Phoenix, AZ -- Goldwater Institute scholar Robert Franciosi applauds the unanimous decision by the Arizona Court of Appeals, which ruled yesterday that coercive public funding of campaigns is unconstitutional. Franciosi, who directs the Institute's work on electoral reform, also congratulates Rep. Steve May (R-Paradise Valley) and the Institute for Justice on an important victory in their two-year fight against coerced funding of political speech.
"In a free state," says Franciosi, "citizens should not be forced to finance politicians' campaigns for office."
The Clean Elections Commission plans to spend $17 million this year to subsidize campaigns. Says Franciosi, "An estimated $11 million was taken from residents through fines, forfeitures, and penalties. In keeping with the spirit of the ruling, the state should return that ill-gotten money to the people from whom it was taken."
Although he expresses satisfaction with the Court of Appeals' decision, Franciosi says the ruling leaves reformers with much unfinished business. "The Court did its job, which is to uphold the liberties of the people," he says. "But the people of Arizona should go further, and repeal the Clean Elections Act. Public subsidies for politicians are wrong."
Clean Elections continues to tap into the state's general fund through the $5 tax check-off promoted by the Commission's "$5 Bill" campaign. Franciosi sees Clean Elections as wasteful and ineffective. In a Goldwater Institute study released last year, he found that publicly subsidized candidates voted no differently than those who had received private support.
"Instead of trying to use a complicated system of tax incentives to invigorate campaigns," Franciosi says, "we should lift the existing campaign contribution caps and allow individuals and corporations to spend what they want on who they want."

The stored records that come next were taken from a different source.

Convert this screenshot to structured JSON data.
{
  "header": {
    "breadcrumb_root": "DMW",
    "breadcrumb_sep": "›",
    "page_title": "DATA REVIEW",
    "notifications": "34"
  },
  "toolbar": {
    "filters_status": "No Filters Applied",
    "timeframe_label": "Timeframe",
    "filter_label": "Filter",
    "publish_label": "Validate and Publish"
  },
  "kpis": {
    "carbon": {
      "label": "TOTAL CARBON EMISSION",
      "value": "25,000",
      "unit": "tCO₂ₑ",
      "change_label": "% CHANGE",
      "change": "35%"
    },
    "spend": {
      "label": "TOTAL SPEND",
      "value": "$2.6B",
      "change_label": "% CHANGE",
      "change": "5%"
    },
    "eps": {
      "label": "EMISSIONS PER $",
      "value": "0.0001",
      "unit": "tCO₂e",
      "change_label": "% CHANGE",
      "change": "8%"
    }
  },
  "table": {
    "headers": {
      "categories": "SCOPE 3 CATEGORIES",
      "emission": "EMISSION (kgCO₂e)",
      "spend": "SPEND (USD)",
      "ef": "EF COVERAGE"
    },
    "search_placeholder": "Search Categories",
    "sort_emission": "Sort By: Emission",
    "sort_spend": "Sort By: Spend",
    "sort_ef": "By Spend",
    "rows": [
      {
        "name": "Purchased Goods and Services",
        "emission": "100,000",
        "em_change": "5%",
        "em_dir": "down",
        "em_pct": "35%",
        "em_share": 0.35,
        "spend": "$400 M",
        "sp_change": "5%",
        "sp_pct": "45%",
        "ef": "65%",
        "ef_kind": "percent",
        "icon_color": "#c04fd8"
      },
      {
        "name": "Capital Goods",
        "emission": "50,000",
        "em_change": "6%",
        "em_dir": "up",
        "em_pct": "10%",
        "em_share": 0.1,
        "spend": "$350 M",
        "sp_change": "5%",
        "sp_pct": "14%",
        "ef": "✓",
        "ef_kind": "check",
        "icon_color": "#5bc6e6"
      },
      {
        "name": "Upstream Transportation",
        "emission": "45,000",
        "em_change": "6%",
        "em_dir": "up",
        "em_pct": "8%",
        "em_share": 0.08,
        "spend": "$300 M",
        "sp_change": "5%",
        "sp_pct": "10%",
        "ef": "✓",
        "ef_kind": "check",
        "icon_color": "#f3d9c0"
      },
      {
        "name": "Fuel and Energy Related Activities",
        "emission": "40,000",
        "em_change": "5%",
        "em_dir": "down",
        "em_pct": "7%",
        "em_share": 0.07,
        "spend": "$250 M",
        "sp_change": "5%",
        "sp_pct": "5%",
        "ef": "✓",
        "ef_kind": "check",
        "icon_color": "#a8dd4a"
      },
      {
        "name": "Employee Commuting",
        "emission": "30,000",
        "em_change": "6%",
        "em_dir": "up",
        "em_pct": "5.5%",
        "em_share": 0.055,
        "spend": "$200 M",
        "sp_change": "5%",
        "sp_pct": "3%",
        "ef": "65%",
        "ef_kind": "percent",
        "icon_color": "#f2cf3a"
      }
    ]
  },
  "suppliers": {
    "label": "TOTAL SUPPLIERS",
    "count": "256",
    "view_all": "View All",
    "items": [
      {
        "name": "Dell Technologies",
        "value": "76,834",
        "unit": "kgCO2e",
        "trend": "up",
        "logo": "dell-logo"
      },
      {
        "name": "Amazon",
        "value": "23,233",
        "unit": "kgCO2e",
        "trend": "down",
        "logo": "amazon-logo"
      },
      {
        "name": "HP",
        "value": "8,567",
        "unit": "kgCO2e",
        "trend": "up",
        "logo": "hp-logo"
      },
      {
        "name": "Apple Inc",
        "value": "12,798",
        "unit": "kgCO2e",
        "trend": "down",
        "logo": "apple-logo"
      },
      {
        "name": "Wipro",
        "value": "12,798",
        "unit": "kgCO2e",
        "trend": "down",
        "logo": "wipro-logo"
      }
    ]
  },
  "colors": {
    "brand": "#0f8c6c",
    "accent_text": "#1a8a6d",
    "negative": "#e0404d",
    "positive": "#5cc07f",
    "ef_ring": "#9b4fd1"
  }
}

For a copy of the Goldwater Institute's study on candidate voting patterns, contact Tom Jenney at (602) 744-9603. The study is also available on the Goldwater Institute website.